** TASK MATERIAL **
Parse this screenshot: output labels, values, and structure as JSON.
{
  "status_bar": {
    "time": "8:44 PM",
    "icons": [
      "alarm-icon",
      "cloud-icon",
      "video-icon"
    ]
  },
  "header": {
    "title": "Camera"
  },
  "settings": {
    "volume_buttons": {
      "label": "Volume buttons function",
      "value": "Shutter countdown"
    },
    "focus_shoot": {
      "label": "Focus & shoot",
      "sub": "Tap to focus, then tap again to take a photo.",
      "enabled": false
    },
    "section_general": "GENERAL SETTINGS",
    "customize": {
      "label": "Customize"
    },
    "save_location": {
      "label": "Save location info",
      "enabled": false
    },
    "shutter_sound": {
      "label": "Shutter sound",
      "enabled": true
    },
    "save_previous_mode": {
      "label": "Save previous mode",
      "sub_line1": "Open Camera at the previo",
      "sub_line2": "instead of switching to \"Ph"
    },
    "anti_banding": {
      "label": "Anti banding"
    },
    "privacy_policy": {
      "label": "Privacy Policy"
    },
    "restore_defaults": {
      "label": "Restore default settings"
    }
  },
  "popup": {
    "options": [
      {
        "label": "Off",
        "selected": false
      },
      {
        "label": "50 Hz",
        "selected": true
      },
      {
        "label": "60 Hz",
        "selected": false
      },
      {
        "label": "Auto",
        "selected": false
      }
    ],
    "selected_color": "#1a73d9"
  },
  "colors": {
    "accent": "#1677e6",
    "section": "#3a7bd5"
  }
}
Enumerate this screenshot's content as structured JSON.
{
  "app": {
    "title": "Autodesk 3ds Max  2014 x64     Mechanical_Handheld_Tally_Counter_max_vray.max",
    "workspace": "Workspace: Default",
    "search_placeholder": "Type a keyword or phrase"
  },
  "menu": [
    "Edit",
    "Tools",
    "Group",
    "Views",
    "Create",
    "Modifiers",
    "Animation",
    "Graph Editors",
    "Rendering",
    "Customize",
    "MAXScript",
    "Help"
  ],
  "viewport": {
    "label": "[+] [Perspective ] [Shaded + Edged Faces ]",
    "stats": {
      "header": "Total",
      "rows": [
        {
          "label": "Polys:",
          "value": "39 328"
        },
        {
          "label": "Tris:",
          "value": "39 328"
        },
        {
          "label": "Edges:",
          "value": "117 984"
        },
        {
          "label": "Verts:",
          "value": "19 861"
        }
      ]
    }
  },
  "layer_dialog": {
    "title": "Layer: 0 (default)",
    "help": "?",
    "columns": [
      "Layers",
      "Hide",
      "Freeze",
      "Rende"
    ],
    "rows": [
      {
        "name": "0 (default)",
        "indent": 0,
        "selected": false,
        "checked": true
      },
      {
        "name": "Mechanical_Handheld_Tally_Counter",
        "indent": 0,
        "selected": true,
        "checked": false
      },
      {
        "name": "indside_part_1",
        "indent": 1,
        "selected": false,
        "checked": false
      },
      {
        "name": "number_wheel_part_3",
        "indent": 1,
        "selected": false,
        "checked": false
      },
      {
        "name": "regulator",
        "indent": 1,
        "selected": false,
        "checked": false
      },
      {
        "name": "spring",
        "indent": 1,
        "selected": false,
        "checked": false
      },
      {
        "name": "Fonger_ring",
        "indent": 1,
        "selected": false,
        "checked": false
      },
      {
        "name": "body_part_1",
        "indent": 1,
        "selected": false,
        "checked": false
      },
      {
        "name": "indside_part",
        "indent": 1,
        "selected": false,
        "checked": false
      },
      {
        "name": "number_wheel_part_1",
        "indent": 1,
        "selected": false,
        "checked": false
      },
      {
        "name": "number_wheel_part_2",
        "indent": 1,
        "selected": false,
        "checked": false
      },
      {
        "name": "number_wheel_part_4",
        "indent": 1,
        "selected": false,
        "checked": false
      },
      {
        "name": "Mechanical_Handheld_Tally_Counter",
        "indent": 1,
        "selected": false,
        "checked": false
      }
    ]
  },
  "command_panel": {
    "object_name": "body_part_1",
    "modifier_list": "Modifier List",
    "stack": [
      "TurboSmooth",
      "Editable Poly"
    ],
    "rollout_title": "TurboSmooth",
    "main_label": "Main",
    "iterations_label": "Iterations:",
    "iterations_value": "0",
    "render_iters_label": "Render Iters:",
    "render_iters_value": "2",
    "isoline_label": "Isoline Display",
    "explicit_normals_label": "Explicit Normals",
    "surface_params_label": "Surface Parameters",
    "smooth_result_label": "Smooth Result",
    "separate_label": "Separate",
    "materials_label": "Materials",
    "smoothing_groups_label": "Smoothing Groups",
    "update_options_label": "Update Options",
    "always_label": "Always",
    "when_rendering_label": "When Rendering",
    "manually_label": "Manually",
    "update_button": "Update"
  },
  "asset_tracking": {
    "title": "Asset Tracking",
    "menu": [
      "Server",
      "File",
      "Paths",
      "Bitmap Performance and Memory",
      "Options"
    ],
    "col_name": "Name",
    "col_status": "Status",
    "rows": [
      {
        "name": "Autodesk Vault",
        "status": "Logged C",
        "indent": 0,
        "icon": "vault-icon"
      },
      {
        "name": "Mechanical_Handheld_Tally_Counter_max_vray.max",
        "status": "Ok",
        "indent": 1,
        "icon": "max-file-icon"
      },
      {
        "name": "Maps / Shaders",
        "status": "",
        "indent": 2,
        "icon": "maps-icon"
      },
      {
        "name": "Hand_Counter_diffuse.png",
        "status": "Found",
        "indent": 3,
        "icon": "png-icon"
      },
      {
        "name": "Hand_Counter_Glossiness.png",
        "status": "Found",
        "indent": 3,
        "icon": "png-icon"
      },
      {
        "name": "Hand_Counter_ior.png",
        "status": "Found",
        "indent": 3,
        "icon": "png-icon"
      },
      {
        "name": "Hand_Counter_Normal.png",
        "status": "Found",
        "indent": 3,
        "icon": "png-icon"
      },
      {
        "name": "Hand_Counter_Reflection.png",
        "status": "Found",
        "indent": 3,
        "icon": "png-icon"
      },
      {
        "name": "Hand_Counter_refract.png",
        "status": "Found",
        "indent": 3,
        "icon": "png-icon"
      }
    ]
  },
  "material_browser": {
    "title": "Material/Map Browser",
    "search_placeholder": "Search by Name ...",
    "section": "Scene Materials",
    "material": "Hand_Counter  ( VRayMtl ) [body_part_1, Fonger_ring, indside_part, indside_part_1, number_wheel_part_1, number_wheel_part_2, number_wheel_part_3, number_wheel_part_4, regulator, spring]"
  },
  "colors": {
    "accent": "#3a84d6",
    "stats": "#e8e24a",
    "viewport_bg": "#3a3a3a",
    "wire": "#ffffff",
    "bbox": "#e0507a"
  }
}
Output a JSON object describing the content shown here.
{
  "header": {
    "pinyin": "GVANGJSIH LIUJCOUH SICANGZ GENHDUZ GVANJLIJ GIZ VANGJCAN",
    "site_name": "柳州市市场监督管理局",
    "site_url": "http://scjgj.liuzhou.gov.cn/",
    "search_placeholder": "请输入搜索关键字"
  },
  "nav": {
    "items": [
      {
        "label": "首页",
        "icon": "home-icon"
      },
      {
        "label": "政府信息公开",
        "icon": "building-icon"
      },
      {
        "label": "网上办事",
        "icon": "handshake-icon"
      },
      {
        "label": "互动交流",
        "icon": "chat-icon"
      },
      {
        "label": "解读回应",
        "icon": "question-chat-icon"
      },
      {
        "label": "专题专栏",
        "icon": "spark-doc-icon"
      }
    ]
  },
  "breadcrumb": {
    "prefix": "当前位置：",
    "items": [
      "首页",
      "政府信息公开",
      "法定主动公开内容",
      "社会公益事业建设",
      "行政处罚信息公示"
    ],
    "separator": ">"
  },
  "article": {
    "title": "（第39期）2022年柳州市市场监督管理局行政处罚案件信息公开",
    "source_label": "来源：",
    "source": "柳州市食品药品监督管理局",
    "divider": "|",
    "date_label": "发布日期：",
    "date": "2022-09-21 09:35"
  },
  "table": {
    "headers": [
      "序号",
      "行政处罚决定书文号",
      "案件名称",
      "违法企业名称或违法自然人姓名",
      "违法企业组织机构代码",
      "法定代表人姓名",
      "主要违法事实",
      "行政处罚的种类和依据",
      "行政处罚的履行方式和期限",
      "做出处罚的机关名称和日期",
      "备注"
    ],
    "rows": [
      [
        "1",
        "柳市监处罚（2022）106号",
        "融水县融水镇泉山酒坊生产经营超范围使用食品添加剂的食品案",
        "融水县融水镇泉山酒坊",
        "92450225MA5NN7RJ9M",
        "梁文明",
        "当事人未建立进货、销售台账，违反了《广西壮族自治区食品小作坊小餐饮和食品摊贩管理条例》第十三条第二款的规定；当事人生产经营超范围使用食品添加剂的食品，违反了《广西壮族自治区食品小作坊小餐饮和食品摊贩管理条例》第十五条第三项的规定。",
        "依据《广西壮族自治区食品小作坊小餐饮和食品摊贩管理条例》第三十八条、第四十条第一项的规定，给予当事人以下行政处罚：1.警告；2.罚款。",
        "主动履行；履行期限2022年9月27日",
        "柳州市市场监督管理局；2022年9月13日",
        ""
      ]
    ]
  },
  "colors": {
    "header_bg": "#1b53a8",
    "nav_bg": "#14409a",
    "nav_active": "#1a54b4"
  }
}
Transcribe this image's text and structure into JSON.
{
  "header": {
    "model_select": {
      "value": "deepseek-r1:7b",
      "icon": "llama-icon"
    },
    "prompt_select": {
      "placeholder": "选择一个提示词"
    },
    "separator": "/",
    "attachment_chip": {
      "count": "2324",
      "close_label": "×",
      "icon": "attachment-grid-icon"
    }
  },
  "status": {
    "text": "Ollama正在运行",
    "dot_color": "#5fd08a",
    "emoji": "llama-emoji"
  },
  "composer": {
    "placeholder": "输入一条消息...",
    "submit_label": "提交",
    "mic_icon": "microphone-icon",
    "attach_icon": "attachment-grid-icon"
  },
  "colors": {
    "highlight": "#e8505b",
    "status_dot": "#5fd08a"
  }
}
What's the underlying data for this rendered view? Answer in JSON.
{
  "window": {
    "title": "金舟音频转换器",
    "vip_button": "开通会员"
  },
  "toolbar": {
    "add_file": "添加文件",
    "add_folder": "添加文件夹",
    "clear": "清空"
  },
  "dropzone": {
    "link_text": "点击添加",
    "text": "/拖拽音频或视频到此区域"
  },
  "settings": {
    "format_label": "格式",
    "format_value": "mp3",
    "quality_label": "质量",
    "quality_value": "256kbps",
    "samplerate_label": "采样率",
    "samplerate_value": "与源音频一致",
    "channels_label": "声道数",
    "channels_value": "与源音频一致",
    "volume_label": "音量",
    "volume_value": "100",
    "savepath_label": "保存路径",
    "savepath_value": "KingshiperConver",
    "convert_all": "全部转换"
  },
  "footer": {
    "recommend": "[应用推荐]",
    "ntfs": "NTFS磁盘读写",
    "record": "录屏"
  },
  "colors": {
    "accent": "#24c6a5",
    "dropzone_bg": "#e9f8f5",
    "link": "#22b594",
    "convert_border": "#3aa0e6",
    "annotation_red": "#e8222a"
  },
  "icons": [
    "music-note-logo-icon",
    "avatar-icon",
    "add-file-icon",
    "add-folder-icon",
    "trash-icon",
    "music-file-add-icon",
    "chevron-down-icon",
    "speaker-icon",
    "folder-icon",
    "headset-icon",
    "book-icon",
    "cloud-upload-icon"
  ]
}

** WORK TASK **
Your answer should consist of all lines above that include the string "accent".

** RESULT **
    "accent": "#1677e6",
    "accent": "#3a84d6",
    "accent": "#24c6a5",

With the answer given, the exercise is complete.